Burke’s paper is the subject of this semester’s rotating Library Prize Exhibit, located on the second floor of Doe between the Heyns Reading Room and Reference Hall. Drawing on the Library and the Bancroft’s broad collections, the exhibit outlines Burke’s arguments in visual form with digitized replicas of the original 1818 edition of Frankenstein, an early copy of The Communist Manifesto, letters, contemporary reviews, and more. The exhibition of Burke’s project coincides with the bicentennial of Frankenstein’s publication. Originally published anonymously, Frankenstein’s true author was greatly contested, as Burke explores. Today it is one of the most important works of the literary canon and the most read novel in undergraduate courses nationwide. The exhibit was curated by Stacy Reardon, the Literature and Digital Humanities Librarian, and designed by Aisha Hamilton, the Exhibits and Environmental Graphics Coordinator. The exhibit will be up until April 2019.
The Charlene Conrad Liebau Library Prize for Undergraduate Research is awarded annually, and submissions are now open to all undergraduates until April 18, 2019. Any project from a credit course at U.C. Berkeley from Spring 2018 to Spring 2019 (lower division) or Summer 2018 to Spring 2019 (upper division) is eligible. The project can be in progress as of the due date of the application. In addition to a monetary award of $750 for lower-division winners and $1000 for upper-division winners, the recipients of the Library Prize publish their work in eScholarship, and two will be featured in an exhibit in the Library. Find out more information here.

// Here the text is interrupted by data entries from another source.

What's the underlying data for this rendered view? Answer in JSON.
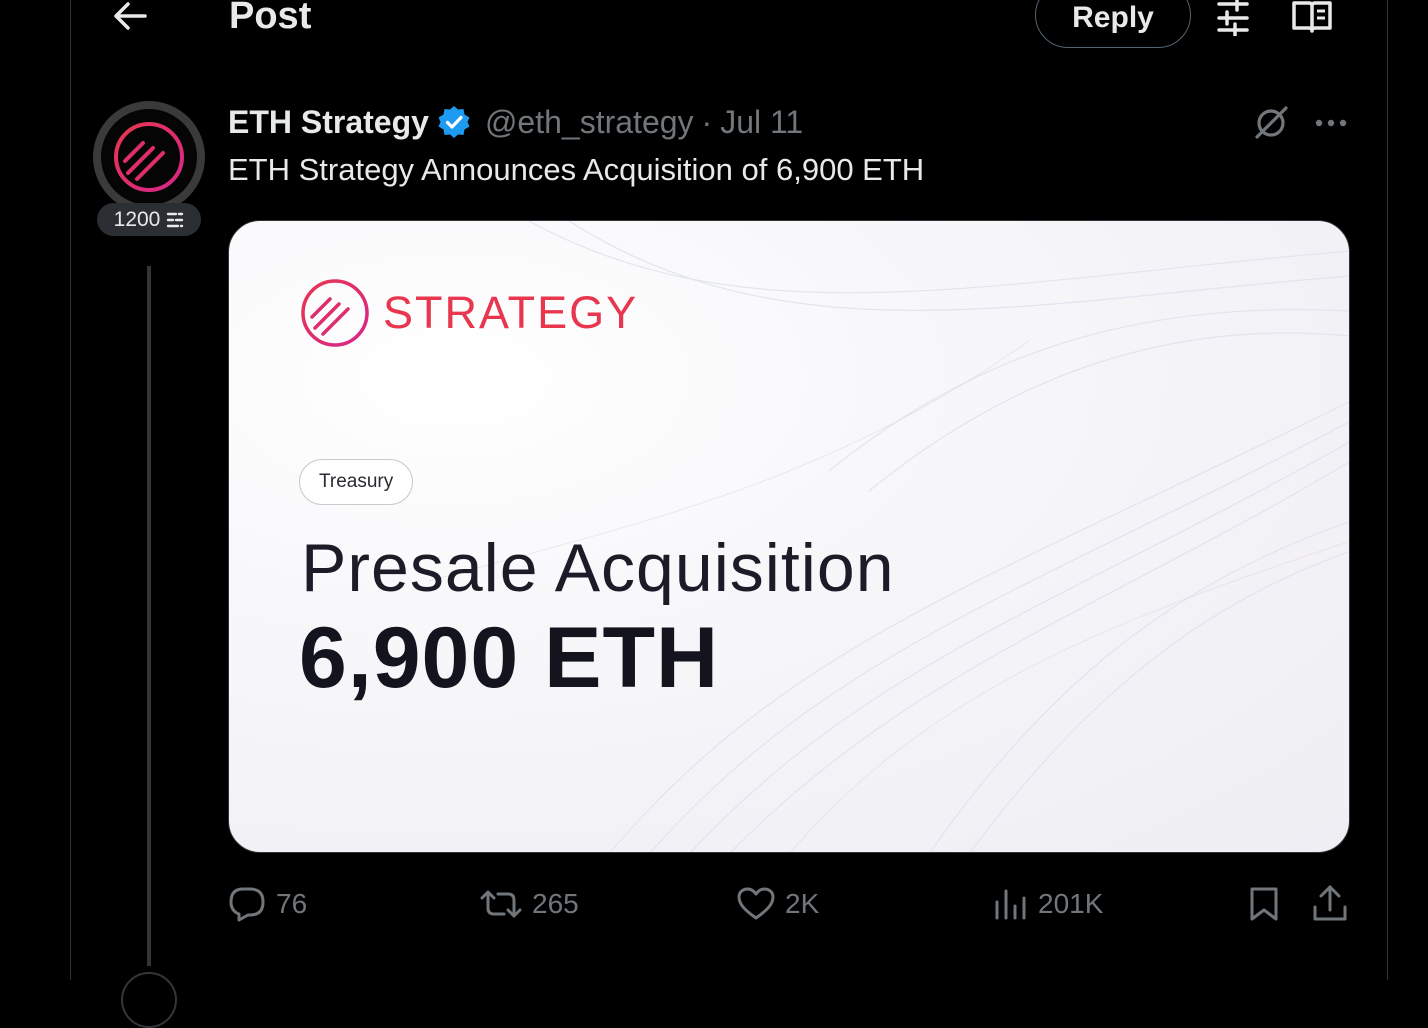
{
  "header": {
    "title": "Post",
    "reply_label": "Reply",
    "icons": [
      "back-arrow-icon",
      "sliders-icon",
      "reader-icon"
    ]
  },
  "author": {
    "name": "ETH Strategy",
    "handle": "@eth_strategy",
    "separator": "·",
    "date": "Jul 11",
    "verified": true,
    "level_badge": "1200"
  },
  "post": {
    "text": "ETH Strategy Announces Acquisition of 6,900 ETH"
  },
  "media": {
    "brand": "STRATEGY",
    "tag": "Treasury",
    "headline": "Presale Acquisition",
    "amount": "6,900 ETH"
  },
  "actions": {
    "replies": "76",
    "reposts": "265",
    "likes": "2K",
    "views": "201K"
  },
  "colors": {
    "background": "#000000",
    "text": "#e7e9ea",
    "muted": "#71767b",
    "border": "#2f3336",
    "verified": "#1d9bf0",
    "brand_red": "#e8364f",
    "brand_pink": "#d6268a"
  }
}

You can see the rest of this year’s winners and honorable mentions here. Don’t forget to stop by the exhibit to see Burke’s work in person. More books related to Frankenstein in honor of the bicentennial can be found here.

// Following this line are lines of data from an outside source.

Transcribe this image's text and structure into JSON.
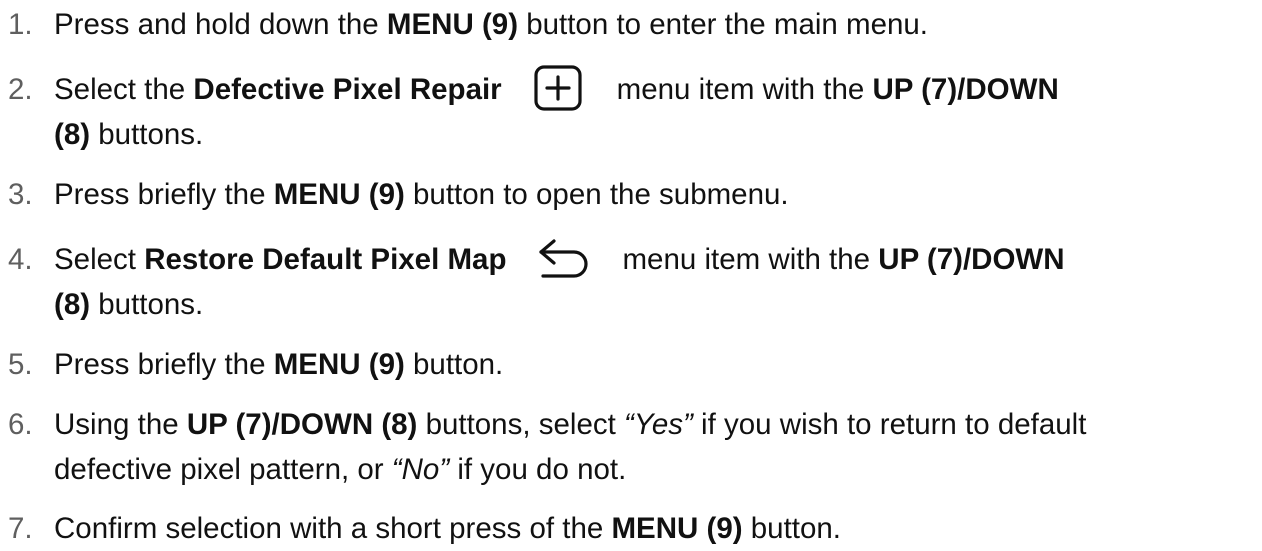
{
  "steps": [
    {
      "num": "1.",
      "a": "Press and hold down the ",
      "b": "MENU (9)",
      "c": " button to enter the main menu."
    },
    {
      "num": "2.",
      "a": "Select the ",
      "b": "Defective Pixel Repair",
      "icon": "plus-square-icon",
      "c": "menu item with the ",
      "d": "UP (7)/DOWN",
      "e": "(8)",
      "f": " buttons."
    },
    {
      "num": "3.",
      "a": "Press briefly the ",
      "b": "MENU (9)",
      "c": " button to open the submenu."
    },
    {
      "num": "4.",
      "a": "Select ",
      "b": "Restore Default Pixel Map",
      "icon": "undo-arrow-icon",
      "c": "menu item with the ",
      "d": "UP (7)/DOWN",
      "e": "(8)",
      "f": " buttons."
    },
    {
      "num": "5.",
      "a": "Press briefly the ",
      "b": "MENU (9)",
      "c": " button."
    },
    {
      "num": "6.",
      "a": "Using the ",
      "b": "UP (7)/DOWN (8)",
      "c": " buttons, select ",
      "d": "“Yes”",
      "e": " if you wish to return to default",
      "f": "defective pixel pattern, or ",
      "g": "“No”",
      "h": " if you do not."
    },
    {
      "num": "7.",
      "a": "Confirm selection with a short press of the ",
      "b": "MENU (9)",
      "c": " button."
    }
  ]
}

January 1, 2018 marks the 200th birthday of one of the most famous works of literature in the English language—Mary Shelley’s Frankenstein; or, the Modern Prometheus.

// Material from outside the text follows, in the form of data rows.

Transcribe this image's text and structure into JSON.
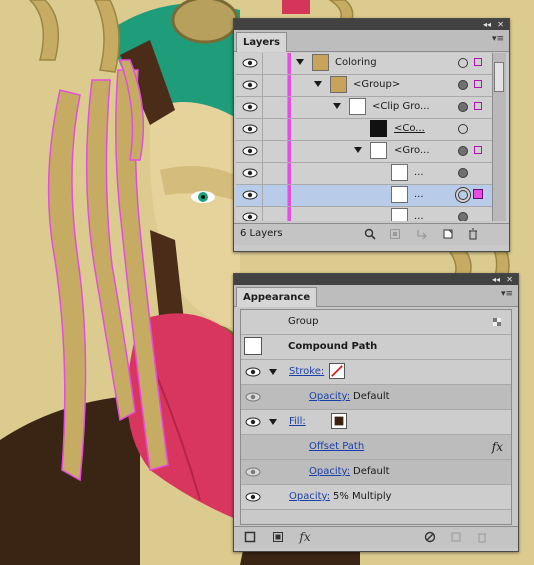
{
  "layers_panel": {
    "tab_label": "Layers",
    "collapse_glyph": "◂◂",
    "close_glyph": "✕",
    "menu_glyph": "▾≡",
    "rows": [
      {
        "name": "Coloring"
      },
      {
        "name": "<Group>"
      },
      {
        "name": "<Clip Gro..."
      },
      {
        "name": "<Co..."
      },
      {
        "name": "<Gro..."
      },
      {
        "name": "..."
      },
      {
        "name": "..."
      },
      {
        "name": "..."
      }
    ],
    "footer_count": "6 Layers",
    "footer_icons": [
      "search-icon",
      "make-clip-mask-icon",
      "new-sublayer-icon",
      "new-layer-icon",
      "delete-icon"
    ]
  },
  "appearance_panel": {
    "tab_label": "Appearance",
    "collapse_glyph": "◂◂",
    "close_glyph": "✕",
    "menu_glyph": "▾≡",
    "group_label": "Group",
    "object_label": "Compound Path",
    "stroke_label": "Stroke:",
    "stroke_opacity_label": "Opacity:",
    "stroke_opacity_value": "Default",
    "fill_label": "Fill:",
    "effect_label": "Offset Path",
    "effect_icon_glyph": "fx",
    "fill_opacity_label": "Opacity:",
    "fill_opacity_value": "Default",
    "object_opacity_label": "Opacity:",
    "object_opacity_value": "5% Multiply",
    "footer_fx_glyph": "fx"
  },
  "colors": {
    "canvas_bg": "#dccb8f",
    "layer_color": "#e54ce1",
    "selection_row": "#b8cbe8",
    "link_blue": "#1a3fa8"
  }
}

The story of this famous work’s conception is outdone only by the book itself. Mary Shelley—then, Mary Wollstonecraft Godwin—first conceived of the novel in a competition with other famous writers of the era, including Lord Byron and her future husband, Percy Shelley. The challenge? Who could come up with the best horror story. Needless to say, Mary Shelley won. Shelley was only twenty years old when Frankenstein was published anonymously, but she managed to create what some argue is the first true science fiction story. Since Frankenstein’s publication, it has inspired countless horror stories, Frankenstein copy-cat plots, and it has advanced the conceptual ground of science fiction itself.
Want to see the text that started it all? You’re in luck—Bancroft Archive has a first edition in the vault. This might not be practical for reading, however, so you can also head to Main Stacks for a copy that you can check out: